• _Record set_:
⁂

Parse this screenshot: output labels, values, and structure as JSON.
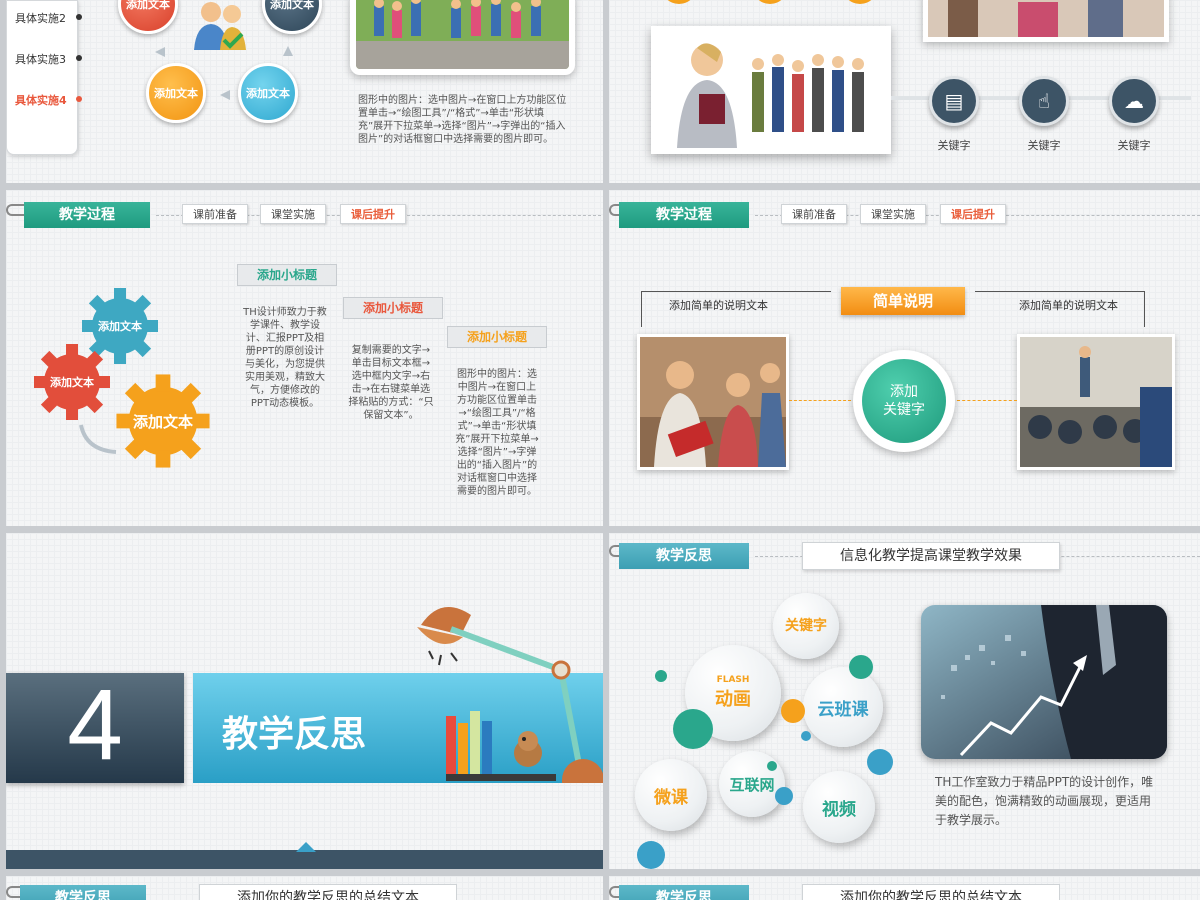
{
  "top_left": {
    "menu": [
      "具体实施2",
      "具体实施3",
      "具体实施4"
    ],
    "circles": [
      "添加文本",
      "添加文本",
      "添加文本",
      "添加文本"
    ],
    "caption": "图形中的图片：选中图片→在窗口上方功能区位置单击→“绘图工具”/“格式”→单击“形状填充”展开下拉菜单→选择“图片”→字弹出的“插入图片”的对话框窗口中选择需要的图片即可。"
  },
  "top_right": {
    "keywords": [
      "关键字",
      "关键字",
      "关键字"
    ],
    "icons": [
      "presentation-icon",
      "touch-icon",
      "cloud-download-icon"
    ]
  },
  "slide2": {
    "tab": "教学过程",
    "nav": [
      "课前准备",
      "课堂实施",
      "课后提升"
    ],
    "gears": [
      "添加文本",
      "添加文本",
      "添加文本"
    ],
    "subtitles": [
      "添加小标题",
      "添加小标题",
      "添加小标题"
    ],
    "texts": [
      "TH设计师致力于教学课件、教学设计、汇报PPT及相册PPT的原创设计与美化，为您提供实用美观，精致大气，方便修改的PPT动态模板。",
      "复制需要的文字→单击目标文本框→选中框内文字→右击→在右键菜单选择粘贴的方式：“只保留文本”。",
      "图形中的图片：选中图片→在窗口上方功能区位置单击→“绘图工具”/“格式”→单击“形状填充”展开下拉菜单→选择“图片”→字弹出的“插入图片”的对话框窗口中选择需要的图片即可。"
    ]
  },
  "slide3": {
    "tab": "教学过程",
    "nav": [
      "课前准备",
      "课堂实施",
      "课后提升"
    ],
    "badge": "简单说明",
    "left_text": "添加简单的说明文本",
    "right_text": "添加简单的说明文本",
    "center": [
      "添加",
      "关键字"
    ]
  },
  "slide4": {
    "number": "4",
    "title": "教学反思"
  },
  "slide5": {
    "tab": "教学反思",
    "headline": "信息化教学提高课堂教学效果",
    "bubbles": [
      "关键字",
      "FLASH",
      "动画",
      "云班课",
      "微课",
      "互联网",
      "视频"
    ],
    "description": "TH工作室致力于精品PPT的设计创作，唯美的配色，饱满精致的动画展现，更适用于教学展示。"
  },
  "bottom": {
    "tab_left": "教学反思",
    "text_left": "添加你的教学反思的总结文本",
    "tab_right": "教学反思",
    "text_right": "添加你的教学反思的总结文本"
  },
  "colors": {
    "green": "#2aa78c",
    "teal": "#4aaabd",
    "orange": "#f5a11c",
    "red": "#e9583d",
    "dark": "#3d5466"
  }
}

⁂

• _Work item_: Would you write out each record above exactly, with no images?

• _Solved problem_:
Parse this screenshot: output labels, values, and structure as JSON.
{
  "top_left": {
    "menu": [
      "具体实施2",
      "具体实施3",
      "具体实施4"
    ],
    "circles": [
      "添加文本",
      "添加文本",
      "添加文本",
      "添加文本"
    ],
    "caption": "图形中的图片：选中图片→在窗口上方功能区位置单击→“绘图工具”/“格式”→单击“形状填充”展开下拉菜单→选择“图片”→字弹出的“插入图片”的对话框窗口中选择需要的图片即可。"
  },
  "top_right": {
    "keywords": [
      "关键字",
      "关键字",
      "关键字"
    ],
    "icons": [
      "presentation-icon",
      "touch-icon",
      "cloud-download-icon"
    ]
  },
  "slide2": {
    "tab": "教学过程",
    "nav": [
      "课前准备",
      "课堂实施",
      "课后提升"
    ],
    "gears": [
      "添加文本",
      "添加文本",
      "添加文本"
    ],
    "subtitles": [
      "添加小标题",
      "添加小标题",
      "添加小标题"
    ],
    "texts": [
      "TH设计师致力于教学课件、教学设计、汇报PPT及相册PPT的原创设计与美化，为您提供实用美观，精致大气，方便修改的PPT动态模板。",
      "复制需要的文字→单击目标文本框→选中框内文字→右击→在右键菜单选择粘贴的方式：“只保留文本”。",
      "图形中的图片：选中图片→在窗口上方功能区位置单击→“绘图工具”/“格式”→单击“形状填充”展开下拉菜单→选择“图片”→字弹出的“插入图片”的对话框窗口中选择需要的图片即可。"
    ]
  },
  "slide3": {
    "tab": "教学过程",
    "nav": [
      "课前准备",
      "课堂实施",
      "课后提升"
    ],
    "badge": "简单说明",
    "left_text": "添加简单的说明文本",
    "right_text": "添加简单的说明文本",
    "center": [
      "添加",
      "关键字"
    ]
  },
  "slide4": {
    "number": "4",
    "title": "教学反思"
  },
  "slide5": {
    "tab": "教学反思",
    "headline": "信息化教学提高课堂教学效果",
    "bubbles": [
      "关键字",
      "FLASH",
      "动画",
      "云班课",
      "微课",
      "互联网",
      "视频"
    ],
    "description": "TH工作室致力于精品PPT的设计创作，唯美的配色，饱满精致的动画展现，更适用于教学展示。"
  },
  "bottom": {
    "tab_left": "教学反思",
    "text_left": "添加你的教学反思的总结文本",
    "tab_right": "教学反思",
    "text_right": "添加你的教学反思的总结文本"
  },
  "colors": {
    "green": "#2aa78c",
    "teal": "#4aaabd",
    "orange": "#f5a11c",
    "red": "#e9583d",
    "dark": "#3d5466"
  }
}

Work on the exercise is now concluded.